- [Your task]: Each line of the records that holds "content" should be shown in full.

(Data excerpts)
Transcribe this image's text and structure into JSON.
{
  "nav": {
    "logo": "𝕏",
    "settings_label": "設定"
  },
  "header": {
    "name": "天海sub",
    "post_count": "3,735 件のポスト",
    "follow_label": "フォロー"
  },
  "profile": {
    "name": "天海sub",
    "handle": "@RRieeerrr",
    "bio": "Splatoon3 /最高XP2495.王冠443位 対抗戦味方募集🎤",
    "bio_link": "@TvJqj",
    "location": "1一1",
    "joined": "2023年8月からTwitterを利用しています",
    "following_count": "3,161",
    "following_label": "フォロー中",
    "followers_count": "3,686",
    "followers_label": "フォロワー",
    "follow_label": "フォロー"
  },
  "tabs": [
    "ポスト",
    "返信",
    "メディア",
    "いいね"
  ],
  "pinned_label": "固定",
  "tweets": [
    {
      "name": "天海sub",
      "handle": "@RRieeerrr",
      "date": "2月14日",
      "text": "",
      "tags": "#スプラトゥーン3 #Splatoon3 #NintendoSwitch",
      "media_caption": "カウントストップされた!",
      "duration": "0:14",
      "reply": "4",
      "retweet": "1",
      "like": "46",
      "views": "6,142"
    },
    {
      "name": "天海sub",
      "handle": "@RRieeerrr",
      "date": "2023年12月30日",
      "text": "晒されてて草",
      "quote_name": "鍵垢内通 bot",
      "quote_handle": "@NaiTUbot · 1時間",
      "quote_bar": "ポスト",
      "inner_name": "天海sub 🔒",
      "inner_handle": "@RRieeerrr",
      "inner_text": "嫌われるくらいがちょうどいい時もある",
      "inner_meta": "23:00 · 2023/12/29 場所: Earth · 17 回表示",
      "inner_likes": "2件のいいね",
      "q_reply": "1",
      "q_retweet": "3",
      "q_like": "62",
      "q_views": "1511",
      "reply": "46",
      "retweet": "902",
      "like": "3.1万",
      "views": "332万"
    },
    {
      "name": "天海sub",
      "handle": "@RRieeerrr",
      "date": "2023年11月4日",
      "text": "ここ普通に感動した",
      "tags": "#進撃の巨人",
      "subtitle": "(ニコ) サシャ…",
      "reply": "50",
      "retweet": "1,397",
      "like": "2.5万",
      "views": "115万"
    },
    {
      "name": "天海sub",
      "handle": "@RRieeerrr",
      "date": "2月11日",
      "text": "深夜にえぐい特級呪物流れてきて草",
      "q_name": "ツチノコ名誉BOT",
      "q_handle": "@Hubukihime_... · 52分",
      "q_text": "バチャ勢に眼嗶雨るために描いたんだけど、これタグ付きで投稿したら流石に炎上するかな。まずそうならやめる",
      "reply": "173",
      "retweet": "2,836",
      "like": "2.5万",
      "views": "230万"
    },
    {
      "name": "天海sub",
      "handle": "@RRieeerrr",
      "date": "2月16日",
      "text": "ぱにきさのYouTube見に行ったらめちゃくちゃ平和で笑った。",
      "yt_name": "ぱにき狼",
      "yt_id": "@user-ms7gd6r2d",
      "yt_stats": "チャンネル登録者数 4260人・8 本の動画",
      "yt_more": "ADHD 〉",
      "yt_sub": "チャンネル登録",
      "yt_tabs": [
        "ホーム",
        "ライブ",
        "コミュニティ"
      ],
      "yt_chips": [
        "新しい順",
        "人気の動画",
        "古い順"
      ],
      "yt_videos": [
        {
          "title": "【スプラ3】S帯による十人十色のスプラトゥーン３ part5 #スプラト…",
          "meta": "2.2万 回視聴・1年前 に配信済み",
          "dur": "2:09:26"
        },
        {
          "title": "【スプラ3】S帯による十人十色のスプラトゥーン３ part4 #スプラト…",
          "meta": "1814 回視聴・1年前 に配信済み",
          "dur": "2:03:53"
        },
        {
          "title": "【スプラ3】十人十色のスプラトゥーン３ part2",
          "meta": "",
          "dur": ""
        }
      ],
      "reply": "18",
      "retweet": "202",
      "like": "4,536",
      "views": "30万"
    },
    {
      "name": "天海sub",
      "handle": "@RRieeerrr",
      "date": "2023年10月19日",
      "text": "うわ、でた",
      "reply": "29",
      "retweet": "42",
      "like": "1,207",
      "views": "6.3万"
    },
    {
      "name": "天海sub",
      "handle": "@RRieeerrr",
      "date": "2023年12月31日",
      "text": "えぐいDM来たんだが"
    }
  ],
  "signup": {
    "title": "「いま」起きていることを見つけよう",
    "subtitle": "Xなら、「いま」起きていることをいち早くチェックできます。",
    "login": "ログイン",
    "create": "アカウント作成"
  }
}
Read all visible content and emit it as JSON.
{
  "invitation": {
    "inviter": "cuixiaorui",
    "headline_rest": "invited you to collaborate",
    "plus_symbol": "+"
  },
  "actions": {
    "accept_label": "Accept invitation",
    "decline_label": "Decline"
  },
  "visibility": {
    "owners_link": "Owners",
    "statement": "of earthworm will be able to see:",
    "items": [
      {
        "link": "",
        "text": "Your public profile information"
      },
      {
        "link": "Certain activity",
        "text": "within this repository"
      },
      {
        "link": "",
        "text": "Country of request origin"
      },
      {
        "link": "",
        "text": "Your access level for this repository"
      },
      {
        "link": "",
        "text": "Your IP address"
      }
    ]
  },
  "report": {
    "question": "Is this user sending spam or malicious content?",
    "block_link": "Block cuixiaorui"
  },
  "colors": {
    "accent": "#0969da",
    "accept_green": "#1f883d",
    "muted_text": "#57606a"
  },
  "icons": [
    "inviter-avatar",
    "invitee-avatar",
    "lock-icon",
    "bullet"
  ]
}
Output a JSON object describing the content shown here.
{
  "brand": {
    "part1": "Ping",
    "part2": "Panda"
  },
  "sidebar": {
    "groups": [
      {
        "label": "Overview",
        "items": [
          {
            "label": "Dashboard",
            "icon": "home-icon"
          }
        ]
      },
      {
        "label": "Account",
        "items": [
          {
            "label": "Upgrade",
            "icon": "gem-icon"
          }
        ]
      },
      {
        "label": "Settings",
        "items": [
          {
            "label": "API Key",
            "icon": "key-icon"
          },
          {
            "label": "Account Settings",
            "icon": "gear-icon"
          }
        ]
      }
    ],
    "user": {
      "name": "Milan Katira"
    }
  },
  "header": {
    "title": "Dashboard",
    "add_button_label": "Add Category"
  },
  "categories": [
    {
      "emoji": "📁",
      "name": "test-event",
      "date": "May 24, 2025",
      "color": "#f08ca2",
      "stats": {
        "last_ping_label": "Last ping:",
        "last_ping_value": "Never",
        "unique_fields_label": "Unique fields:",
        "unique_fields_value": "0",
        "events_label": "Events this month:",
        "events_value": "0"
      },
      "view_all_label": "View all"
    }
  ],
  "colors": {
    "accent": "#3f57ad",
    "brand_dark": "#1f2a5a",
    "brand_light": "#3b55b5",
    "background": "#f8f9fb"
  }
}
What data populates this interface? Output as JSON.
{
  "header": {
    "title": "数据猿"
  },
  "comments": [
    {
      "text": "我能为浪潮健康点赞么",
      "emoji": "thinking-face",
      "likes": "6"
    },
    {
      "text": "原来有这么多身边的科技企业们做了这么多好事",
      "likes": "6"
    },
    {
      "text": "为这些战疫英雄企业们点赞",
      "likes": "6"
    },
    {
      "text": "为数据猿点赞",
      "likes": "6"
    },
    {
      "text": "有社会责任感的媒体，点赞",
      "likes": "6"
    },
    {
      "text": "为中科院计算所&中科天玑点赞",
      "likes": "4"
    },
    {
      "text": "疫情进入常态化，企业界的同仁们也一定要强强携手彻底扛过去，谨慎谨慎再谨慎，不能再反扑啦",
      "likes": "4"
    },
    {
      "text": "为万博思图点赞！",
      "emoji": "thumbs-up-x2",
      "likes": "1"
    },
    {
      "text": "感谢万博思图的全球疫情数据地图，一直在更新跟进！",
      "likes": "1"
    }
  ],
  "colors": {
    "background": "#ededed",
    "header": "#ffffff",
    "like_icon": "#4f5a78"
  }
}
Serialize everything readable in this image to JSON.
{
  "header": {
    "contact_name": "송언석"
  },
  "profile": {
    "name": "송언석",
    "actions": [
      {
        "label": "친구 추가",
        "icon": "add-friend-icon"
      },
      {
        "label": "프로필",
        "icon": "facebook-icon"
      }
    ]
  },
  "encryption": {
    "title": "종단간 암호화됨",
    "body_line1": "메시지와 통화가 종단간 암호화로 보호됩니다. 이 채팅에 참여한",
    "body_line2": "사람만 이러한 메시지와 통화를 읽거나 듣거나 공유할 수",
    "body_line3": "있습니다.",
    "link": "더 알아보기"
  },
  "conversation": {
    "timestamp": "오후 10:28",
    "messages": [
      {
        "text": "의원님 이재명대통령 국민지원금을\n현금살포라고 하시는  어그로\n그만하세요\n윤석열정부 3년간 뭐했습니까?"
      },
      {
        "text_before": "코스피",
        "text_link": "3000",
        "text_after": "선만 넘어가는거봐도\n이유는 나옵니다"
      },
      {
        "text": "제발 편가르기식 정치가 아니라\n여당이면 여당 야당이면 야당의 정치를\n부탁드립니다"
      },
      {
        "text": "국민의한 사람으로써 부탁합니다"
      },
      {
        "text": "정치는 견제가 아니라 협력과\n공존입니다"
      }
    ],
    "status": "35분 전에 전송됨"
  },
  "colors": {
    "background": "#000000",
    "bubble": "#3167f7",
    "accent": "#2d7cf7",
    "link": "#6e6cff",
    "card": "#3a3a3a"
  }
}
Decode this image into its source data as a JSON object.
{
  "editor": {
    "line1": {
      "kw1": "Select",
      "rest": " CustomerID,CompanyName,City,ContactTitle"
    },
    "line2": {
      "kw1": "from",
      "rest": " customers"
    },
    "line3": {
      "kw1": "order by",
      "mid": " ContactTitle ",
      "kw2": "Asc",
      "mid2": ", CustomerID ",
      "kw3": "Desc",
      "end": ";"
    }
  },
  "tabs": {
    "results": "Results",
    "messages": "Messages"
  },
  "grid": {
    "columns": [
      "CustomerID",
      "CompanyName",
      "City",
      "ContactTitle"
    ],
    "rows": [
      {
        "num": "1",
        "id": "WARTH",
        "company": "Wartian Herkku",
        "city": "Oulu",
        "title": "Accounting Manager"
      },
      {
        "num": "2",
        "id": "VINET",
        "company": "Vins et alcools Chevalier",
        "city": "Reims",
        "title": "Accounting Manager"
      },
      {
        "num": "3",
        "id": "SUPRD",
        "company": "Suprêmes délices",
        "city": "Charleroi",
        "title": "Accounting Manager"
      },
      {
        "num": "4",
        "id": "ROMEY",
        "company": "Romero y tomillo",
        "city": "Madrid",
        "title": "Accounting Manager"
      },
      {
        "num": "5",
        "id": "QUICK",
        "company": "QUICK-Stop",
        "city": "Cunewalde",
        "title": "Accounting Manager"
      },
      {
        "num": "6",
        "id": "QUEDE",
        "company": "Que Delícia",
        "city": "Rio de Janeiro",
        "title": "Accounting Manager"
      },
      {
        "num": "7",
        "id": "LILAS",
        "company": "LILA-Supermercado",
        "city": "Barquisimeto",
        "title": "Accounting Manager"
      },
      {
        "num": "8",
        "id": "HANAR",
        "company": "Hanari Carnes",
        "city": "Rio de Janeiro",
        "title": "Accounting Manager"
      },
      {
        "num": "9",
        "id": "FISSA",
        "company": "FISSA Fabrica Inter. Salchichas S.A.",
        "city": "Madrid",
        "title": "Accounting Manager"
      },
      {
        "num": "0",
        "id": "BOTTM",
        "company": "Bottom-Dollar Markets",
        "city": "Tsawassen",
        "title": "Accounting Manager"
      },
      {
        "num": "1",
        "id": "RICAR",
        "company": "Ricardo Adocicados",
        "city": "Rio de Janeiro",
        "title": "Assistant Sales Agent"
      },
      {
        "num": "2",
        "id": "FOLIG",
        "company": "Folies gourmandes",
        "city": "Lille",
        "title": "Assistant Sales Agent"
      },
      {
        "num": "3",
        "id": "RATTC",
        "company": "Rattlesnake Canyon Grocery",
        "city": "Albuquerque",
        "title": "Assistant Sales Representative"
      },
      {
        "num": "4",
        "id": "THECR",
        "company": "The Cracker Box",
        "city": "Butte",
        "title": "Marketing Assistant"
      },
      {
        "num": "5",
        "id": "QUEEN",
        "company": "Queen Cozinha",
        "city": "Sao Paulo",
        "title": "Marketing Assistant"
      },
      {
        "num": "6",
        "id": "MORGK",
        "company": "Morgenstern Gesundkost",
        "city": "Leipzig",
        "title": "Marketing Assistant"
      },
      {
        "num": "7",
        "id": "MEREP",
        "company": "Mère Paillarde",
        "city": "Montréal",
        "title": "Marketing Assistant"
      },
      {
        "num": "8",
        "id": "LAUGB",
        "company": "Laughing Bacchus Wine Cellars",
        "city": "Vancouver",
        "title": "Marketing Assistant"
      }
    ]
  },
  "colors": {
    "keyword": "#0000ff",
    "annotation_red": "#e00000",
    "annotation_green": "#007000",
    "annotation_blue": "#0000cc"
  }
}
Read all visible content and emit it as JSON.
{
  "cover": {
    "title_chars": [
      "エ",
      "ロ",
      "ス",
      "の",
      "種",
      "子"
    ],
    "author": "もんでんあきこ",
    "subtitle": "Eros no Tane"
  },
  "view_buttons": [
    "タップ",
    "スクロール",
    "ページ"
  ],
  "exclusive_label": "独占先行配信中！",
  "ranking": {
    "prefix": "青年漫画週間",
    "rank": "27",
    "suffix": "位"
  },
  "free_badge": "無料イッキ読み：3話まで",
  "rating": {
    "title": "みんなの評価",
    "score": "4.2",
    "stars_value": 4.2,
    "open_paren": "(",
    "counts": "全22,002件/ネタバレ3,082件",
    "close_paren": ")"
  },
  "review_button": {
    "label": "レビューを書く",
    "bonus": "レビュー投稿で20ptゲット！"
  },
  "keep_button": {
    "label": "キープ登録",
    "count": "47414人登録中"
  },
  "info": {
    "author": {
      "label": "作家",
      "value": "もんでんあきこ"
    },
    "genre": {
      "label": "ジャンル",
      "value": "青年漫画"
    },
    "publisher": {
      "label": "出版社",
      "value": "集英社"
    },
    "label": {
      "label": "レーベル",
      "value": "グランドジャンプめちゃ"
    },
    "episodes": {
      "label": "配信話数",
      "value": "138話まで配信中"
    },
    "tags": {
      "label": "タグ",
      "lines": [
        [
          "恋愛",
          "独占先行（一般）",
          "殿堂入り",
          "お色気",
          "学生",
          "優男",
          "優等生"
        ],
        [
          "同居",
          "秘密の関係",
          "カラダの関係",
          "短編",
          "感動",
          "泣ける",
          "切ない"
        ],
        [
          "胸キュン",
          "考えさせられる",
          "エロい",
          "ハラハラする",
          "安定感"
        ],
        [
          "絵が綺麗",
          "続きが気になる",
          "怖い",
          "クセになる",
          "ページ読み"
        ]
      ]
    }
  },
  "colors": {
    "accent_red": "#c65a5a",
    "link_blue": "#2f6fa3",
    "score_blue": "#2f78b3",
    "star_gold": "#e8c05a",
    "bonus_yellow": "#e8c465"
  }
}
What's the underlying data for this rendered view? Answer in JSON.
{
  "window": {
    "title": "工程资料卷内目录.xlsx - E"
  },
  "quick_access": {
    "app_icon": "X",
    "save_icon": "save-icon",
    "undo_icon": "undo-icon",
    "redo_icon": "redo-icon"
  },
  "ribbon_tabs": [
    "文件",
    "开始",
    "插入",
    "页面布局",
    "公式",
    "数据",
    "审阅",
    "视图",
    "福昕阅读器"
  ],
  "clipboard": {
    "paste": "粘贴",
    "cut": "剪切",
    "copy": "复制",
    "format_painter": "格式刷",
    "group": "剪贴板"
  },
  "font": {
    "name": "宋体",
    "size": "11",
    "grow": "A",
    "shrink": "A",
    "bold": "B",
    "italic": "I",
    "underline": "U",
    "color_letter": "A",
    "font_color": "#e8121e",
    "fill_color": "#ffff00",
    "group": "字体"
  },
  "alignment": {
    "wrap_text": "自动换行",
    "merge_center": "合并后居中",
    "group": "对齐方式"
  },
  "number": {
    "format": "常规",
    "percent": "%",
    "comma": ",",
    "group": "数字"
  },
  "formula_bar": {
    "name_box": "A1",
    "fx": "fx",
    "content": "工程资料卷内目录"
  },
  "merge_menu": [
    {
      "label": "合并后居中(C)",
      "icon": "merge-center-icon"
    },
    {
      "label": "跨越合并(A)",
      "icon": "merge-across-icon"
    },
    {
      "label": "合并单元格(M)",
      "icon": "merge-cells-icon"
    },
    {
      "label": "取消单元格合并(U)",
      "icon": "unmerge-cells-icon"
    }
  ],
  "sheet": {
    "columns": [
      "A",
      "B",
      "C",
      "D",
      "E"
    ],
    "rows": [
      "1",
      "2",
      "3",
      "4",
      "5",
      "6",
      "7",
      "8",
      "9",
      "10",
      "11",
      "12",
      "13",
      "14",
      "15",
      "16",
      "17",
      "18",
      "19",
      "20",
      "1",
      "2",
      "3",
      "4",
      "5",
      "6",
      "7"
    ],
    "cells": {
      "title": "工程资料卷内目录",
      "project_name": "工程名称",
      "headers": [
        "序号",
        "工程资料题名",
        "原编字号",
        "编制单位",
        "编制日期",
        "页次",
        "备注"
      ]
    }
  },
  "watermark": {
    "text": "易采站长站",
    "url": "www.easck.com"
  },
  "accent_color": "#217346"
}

- [Task response]:
Read all visible content and emit it as JSON.
    "question": "Is this user sending spam or malicious content?",
Output a JSON object describing the content shown here.
Read all visible content and emit it as JSON.
    "content": "工程资料卷内目录"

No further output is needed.